J Syst Evol ›› 2024, Vol. 62 ›› Issue (3): 368-383.DOI: 10.1111/jse.13000

• Research Articles • Previous Articles     Next Articles

Niche conservatism and strong phylogenetic signals in climate, soil, and morphological variation of Neotropical firs (Abies, Pinaceae)

Jorge Cruz-Nicolás1,2*, Norberto Martínez-Méndez3, Erika Aguirre-Planter1, Luis E. Eguiarte1, and Juan P. Jaramillo-Correa1*   

  1. 1Departamento de Ecología Evolutiva, Instituto de Ecología, Universidad Nacional Autónoma de México, AP70-275, CDMX 04510, México
    2Departamento de Botánica, Instituto de Biología, Universidad Nacional Autónoma de México, AP 70-233, CDMX 04510, México
    3Laboratorio de Bioconservación y Manejo, Departamento de Zoología, Escuela Nacional de Ciencias Biológicas del Instituto Politécnico Nacional, CDMX, México
    *Authors for correspondence. Jorge Cruz-Nicolás. E-mail: jorgecruzn@gmail.com; Juan P. Jaramillo-Correa. E-mail: jaramillo@ecologia.unam.mx/jpjc@gmx.net
  • Received:2022-10-14 Accepted:2023-05-15 Online:2023-06-30 Published:2024-05-01

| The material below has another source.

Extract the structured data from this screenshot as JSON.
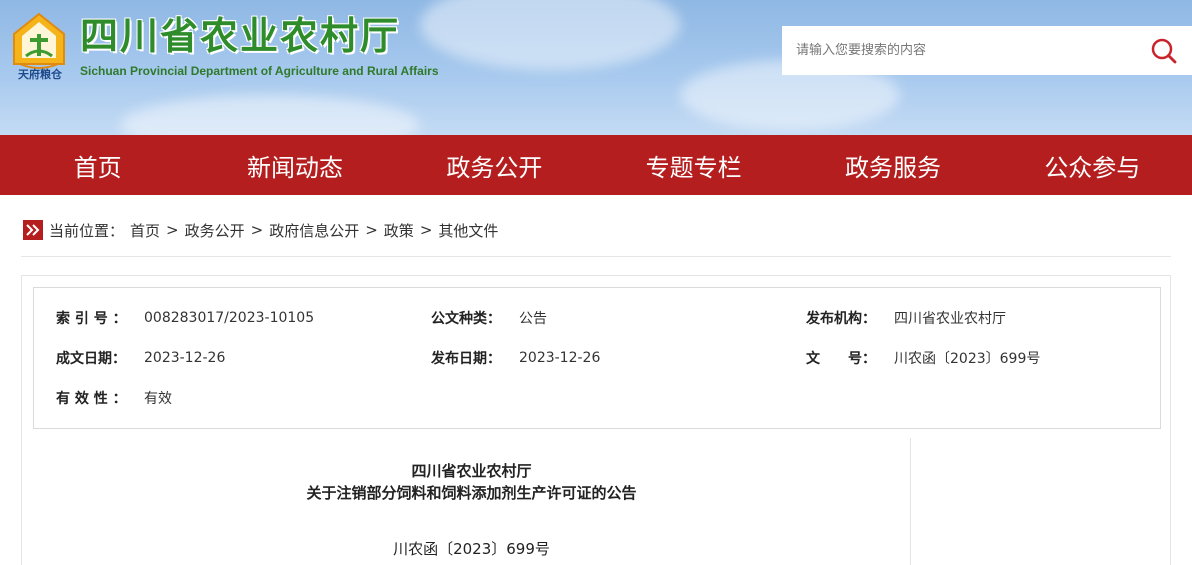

Abstract: Interspecific trait divergence may reflect adaptation and reproductive isolation, particularly after the rapid differentiation that may follow the colonization of new environments. Although new lineages are generally expected to be morphologically and ecologically similar to their ancestors, environmental forces can also drive adaptive differentiation along specific phenotypic axes. We used climate niche models and comparative analyses based on a previously inferred phylogeny to examine the history of ecological and morphological divergence of Neotropical firs (Abies Mill., Pinaceae), a group of conifers that have recently colonized and diversified in the mountains of Mexico and northern Central America. We inferred past secondary contact zones by comparing current and past climate niche projections and looked for evidence of recent interspecific gene flow using genomic data. Neotropical firs have similar niches to each other and show a strong phylogenetic signal for most evaluated morphological traits. Analyses based on individual variables suggested a random walk model of differentiation. However, early adaptation to tropical conditions is inferred in the ancestor of the southernmost firs, as all modern southern taxa are differentiated climatically from Abies concolor, the northernmost species. In addition, observed autapomorphic traits for soil properties and the number of resin ducts in needles are consistent with possible species-specific adaptations. Thus, a combination of nonadaptive and adaptive processes along different phenotypic axes, some related to the environment, likely operated after the southward migration of this plant lineage from North America and its subsequent radiation in the Neotropics.

Key words: comparative method, firs, gene flow, Neotropical mountains, nonadaptive evolution